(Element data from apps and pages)

------------

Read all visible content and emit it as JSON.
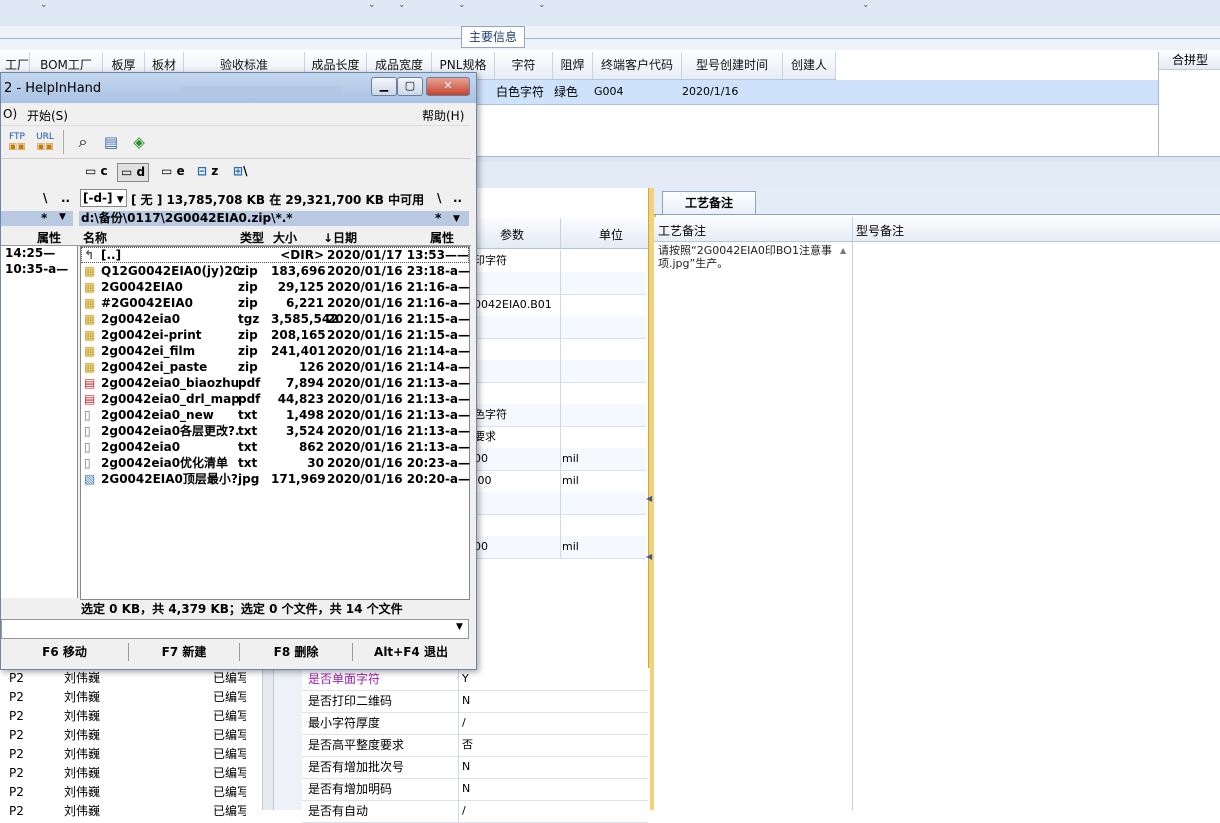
{
  "top_section": {
    "tab_label": "主要信息"
  },
  "main_grid": {
    "columns": [
      "工厂",
      "BOM工厂",
      "板厚",
      "板材",
      "验收标准",
      "成品长度",
      "成品宽度",
      "PNL规格",
      "字符",
      "阻焊",
      "终端客户代码",
      "型号创建时间",
      "创建人"
    ],
    "row": {
      "char": "白色字符",
      "solder": "绿色",
      "customer": "G004",
      "created": "2020/1/16"
    },
    "right_pane_header": "合拼型"
  },
  "params_grid": {
    "headers": {
      "param": "参数",
      "unit": "单位"
    },
    "rows": [
      {
        "param": "印字符",
        "unit": ""
      },
      {
        "param": "",
        "unit": ""
      },
      {
        "param": "0042EIA0.B01",
        "unit": ""
      },
      {
        "param": "",
        "unit": ""
      },
      {
        "param": "",
        "unit": ""
      },
      {
        "param": "",
        "unit": ""
      },
      {
        "param": "",
        "unit": ""
      },
      {
        "param": "色字符",
        "unit": ""
      },
      {
        "param": "要求",
        "unit": ""
      },
      {
        "param": "00",
        "unit": "mil"
      },
      {
        "param": ".00",
        "unit": "mil"
      },
      {
        "param": "",
        "unit": ""
      },
      {
        "param": "",
        "unit": ""
      },
      {
        "param": "00",
        "unit": "mil"
      }
    ]
  },
  "craft": {
    "tab_label": "工艺备注",
    "col1": "工艺备注",
    "col2": "型号备注",
    "note": "请按照“2G0042EIA0印BO1注意事项.jpg”生产。"
  },
  "bottom_left_rows": [
    {
      "code": "P2",
      "name": "刘伟巍",
      "status": "已编写"
    },
    {
      "code": "P2",
      "name": "刘伟巍",
      "status": "已编写"
    },
    {
      "code": "P2",
      "name": "刘伟巍",
      "status": "已编写"
    },
    {
      "code": "P2",
      "name": "刘伟巍",
      "status": "已编写"
    },
    {
      "code": "P2",
      "name": "刘伟巍",
      "status": "已编写"
    },
    {
      "code": "P2",
      "name": "刘伟巍",
      "status": "已编写"
    },
    {
      "code": "P2",
      "name": "刘伟巍",
      "status": "已编写"
    },
    {
      "code": "P2",
      "name": "刘伟巍",
      "status": "已编写"
    }
  ],
  "bottom_right_rows": [
    {
      "label": "是否单面字符",
      "value": "Y"
    },
    {
      "label": "是否打印二维码",
      "value": "N"
    },
    {
      "label": "最小字符厚度",
      "value": "/"
    },
    {
      "label": "是否高平整度要求",
      "value": "否"
    },
    {
      "label": "是否有增加批次号",
      "value": "N"
    },
    {
      "label": "是否有增加明码",
      "value": "N"
    },
    {
      "label": "是否有自动",
      "value": "/"
    }
  ],
  "tc": {
    "title": "2 - HelpInHand",
    "menu": {
      "left": "O)",
      "start": "开始(S)",
      "help": "帮助(H)"
    },
    "drives": {
      "c": "c",
      "d": "d",
      "e": "e",
      "z": "z",
      "net": "\\"
    },
    "drive_combo": "[-d-]",
    "free_space": "[ 无 ]  13,785,708 KB 在 29,321,700 KB 中可用",
    "root_sym": "\\",
    "updir_sym": "..",
    "filter": "*",
    "path": "d:\\备份\\0117\\2G0042EIA0.zip\\*.*",
    "left_header_attr": "属性",
    "headers": {
      "name": "名称",
      "type": "类型",
      "size": "大小",
      "date": "↓日期",
      "attr": "属性"
    },
    "left_rows": [
      "14:25—",
      "10:35-a—"
    ],
    "files": [
      {
        "name": "[..]",
        "type": "",
        "size": "<DIR>",
        "date": "2020/01/17 13:53——",
        "icon": "up"
      },
      {
        "name": "Q12G0042EIA0(jy)20...",
        "type": "zip",
        "size": "183,696",
        "date": "2020/01/16 23:18-a—",
        "icon": "zip"
      },
      {
        "name": "2G0042EIA0",
        "type": "zip",
        "size": "29,125",
        "date": "2020/01/16 21:16-a—",
        "icon": "zip"
      },
      {
        "name": "#2G0042EIA0",
        "type": "zip",
        "size": "6,221",
        "date": "2020/01/16 21:16-a—",
        "icon": "zip"
      },
      {
        "name": "2g0042eia0",
        "type": "tgz",
        "size": "3,585,542",
        "date": "2020/01/16 21:15-a—",
        "icon": "zip"
      },
      {
        "name": "2g0042ei-print",
        "type": "zip",
        "size": "208,165",
        "date": "2020/01/16 21:15-a—",
        "icon": "zip"
      },
      {
        "name": "2g0042ei_film",
        "type": "zip",
        "size": "241,401",
        "date": "2020/01/16 21:14-a—",
        "icon": "zip"
      },
      {
        "name": "2g0042ei_paste",
        "type": "zip",
        "size": "126",
        "date": "2020/01/16 21:14-a—",
        "icon": "zip"
      },
      {
        "name": "2g0042eia0_biaozhu",
        "type": "pdf",
        "size": "7,894",
        "date": "2020/01/16 21:13-a—",
        "icon": "pdf"
      },
      {
        "name": "2g0042eia0_drl_map",
        "type": "pdf",
        "size": "44,823",
        "date": "2020/01/16 21:13-a—",
        "icon": "pdf"
      },
      {
        "name": "2g0042eia0_new",
        "type": "txt",
        "size": "1,498",
        "date": "2020/01/16 21:13-a—",
        "icon": "txt"
      },
      {
        "name": "2g0042eia0各层更改?..",
        "type": "txt",
        "size": "3,524",
        "date": "2020/01/16 21:13-a—",
        "icon": "txt"
      },
      {
        "name": "2g0042eia0",
        "type": "txt",
        "size": "862",
        "date": "2020/01/16 21:13-a—",
        "icon": "txt"
      },
      {
        "name": "2g0042eia0优化清单",
        "type": "txt",
        "size": "30",
        "date": "2020/01/16 20:23-a—",
        "icon": "txt"
      },
      {
        "name": "2G0042EIA0顶层最小?..",
        "type": "jpg",
        "size": "171,969",
        "date": "2020/01/16 20:20-a—",
        "icon": "jpg"
      }
    ],
    "status": "选定 0 KB，共 4,379 KB；选定 0 个文件，共 14 个文件",
    "fkeys": [
      "F6 移动",
      "F7 新建",
      "F8 删除",
      "Alt+F4 退出"
    ]
  }
}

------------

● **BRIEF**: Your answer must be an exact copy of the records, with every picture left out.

● **REPLY**:
Read all visible content and emit it as JSON.
{
  "top_section": {
    "tab_label": "主要信息"
  },
  "main_grid": {
    "columns": [
      "工厂",
      "BOM工厂",
      "板厚",
      "板材",
      "验收标准",
      "成品长度",
      "成品宽度",
      "PNL规格",
      "字符",
      "阻焊",
      "终端客户代码",
      "型号创建时间",
      "创建人"
    ],
    "row": {
      "char": "白色字符",
      "solder": "绿色",
      "customer": "G004",
      "created": "2020/1/16"
    },
    "right_pane_header": "合拼型"
  },
  "params_grid": {
    "headers": {
      "param": "参数",
      "unit": "单位"
    },
    "rows": [
      {
        "param": "印字符",
        "unit": ""
      },
      {
        "param": "",
        "unit": ""
      },
      {
        "param": "0042EIA0.B01",
        "unit": ""
      },
      {
        "param": "",
        "unit": ""
      },
      {
        "param": "",
        "unit": ""
      },
      {
        "param": "",
        "unit": ""
      },
      {
        "param": "",
        "unit": ""
      },
      {
        "param": "色字符",
        "unit": ""
      },
      {
        "param": "要求",
        "unit": ""
      },
      {
        "param": "00",
        "unit": "mil"
      },
      {
        "param": ".00",
        "unit": "mil"
      },
      {
        "param": "",
        "unit": ""
      },
      {
        "param": "",
        "unit": ""
      },
      {
        "param": "00",
        "unit": "mil"
      }
    ]
  },
  "craft": {
    "tab_label": "工艺备注",
    "col1": "工艺备注",
    "col2": "型号备注",
    "note": "请按照“2G0042EIA0印BO1注意事项.jpg”生产。"
  },
  "bottom_left_rows": [
    {
      "code": "P2",
      "name": "刘伟巍",
      "status": "已编写"
    },
    {
      "code": "P2",
      "name": "刘伟巍",
      "status": "已编写"
    },
    {
      "code": "P2",
      "name": "刘伟巍",
      "status": "已编写"
    },
    {
      "code": "P2",
      "name": "刘伟巍",
      "status": "已编写"
    },
    {
      "code": "P2",
      "name": "刘伟巍",
      "status": "已编写"
    },
    {
      "code": "P2",
      "name": "刘伟巍",
      "status": "已编写"
    },
    {
      "code": "P2",
      "name": "刘伟巍",
      "status": "已编写"
    },
    {
      "code": "P2",
      "name": "刘伟巍",
      "status": "已编写"
    }
  ],
  "bottom_right_rows": [
    {
      "label": "是否单面字符",
      "value": "Y"
    },
    {
      "label": "是否打印二维码",
      "value": "N"
    },
    {
      "label": "最小字符厚度",
      "value": "/"
    },
    {
      "label": "是否高平整度要求",
      "value": "否"
    },
    {
      "label": "是否有增加批次号",
      "value": "N"
    },
    {
      "label": "是否有增加明码",
      "value": "N"
    },
    {
      "label": "是否有自动",
      "value": "/"
    }
  ],
  "tc": {
    "title": "2 - HelpInHand",
    "menu": {
      "left": "O)",
      "start": "开始(S)",
      "help": "帮助(H)"
    },
    "drives": {
      "c": "c",
      "d": "d",
      "e": "e",
      "z": "z",
      "net": "\\"
    },
    "drive_combo": "[-d-]",
    "free_space": "[ 无 ]  13,785,708 KB 在 29,321,700 KB 中可用",
    "root_sym": "\\",
    "updir_sym": "..",
    "filter": "*",
    "path": "d:\\备份\\0117\\2G0042EIA0.zip\\*.*",
    "left_header_attr": "属性",
    "headers": {
      "name": "名称",
      "type": "类型",
      "size": "大小",
      "date": "↓日期",
      "attr": "属性"
    },
    "left_rows": [
      "14:25—",
      "10:35-a—"
    ],
    "files": [
      {
        "name": "[..]",
        "type": "",
        "size": "<DIR>",
        "date": "2020/01/17 13:53——",
        "icon": "up"
      },
      {
        "name": "Q12G0042EIA0(jy)20...",
        "type": "zip",
        "size": "183,696",
        "date": "2020/01/16 23:18-a—",
        "icon": "zip"
      },
      {
        "name": "2G0042EIA0",
        "type": "zip",
        "size": "29,125",
        "date": "2020/01/16 21:16-a—",
        "icon": "zip"
      },
      {
        "name": "#2G0042EIA0",
        "type": "zip",
        "size": "6,221",
        "date": "2020/01/16 21:16-a—",
        "icon": "zip"
      },
      {
        "name": "2g0042eia0",
        "type": "tgz",
        "size": "3,585,542",
        "date": "2020/01/16 21:15-a—",
        "icon": "zip"
      },
      {
        "name": "2g0042ei-print",
        "type": "zip",
        "size": "208,165",
        "date": "2020/01/16 21:15-a—",
        "icon": "zip"
      },
      {
        "name": "2g0042ei_film",
        "type": "zip",
        "size": "241,401",
        "date": "2020/01/16 21:14-a—",
        "icon": "zip"
      },
      {
        "name": "2g0042ei_paste",
        "type": "zip",
        "size": "126",
        "date": "2020/01/16 21:14-a—",
        "icon": "zip"
      },
      {
        "name": "2g0042eia0_biaozhu",
        "type": "pdf",
        "size": "7,894",
        "date": "2020/01/16 21:13-a—",
        "icon": "pdf"
      },
      {
        "name": "2g0042eia0_drl_map",
        "type": "pdf",
        "size": "44,823",
        "date": "2020/01/16 21:13-a—",
        "icon": "pdf"
      },
      {
        "name": "2g0042eia0_new",
        "type": "txt",
        "size": "1,498",
        "date": "2020/01/16 21:13-a—",
        "icon": "txt"
      },
      {
        "name": "2g0042eia0各层更改?..",
        "type": "txt",
        "size": "3,524",
        "date": "2020/01/16 21:13-a—",
        "icon": "txt"
      },
      {
        "name": "2g0042eia0",
        "type": "txt",
        "size": "862",
        "date": "2020/01/16 21:13-a—",
        "icon": "txt"
      },
      {
        "name": "2g0042eia0优化清单",
        "type": "txt",
        "size": "30",
        "date": "2020/01/16 20:23-a—",
        "icon": "txt"
      },
      {
        "name": "2G0042EIA0顶层最小?..",
        "type": "jpg",
        "size": "171,969",
        "date": "2020/01/16 20:20-a—",
        "icon": "jpg"
      }
    ],
    "status": "选定 0 KB，共 4,379 KB；选定 0 个文件，共 14 个文件",
    "fkeys": [
      "F6 移动",
      "F7 新建",
      "F8 删除",
      "Alt+F4 退出"
    ]
  }
}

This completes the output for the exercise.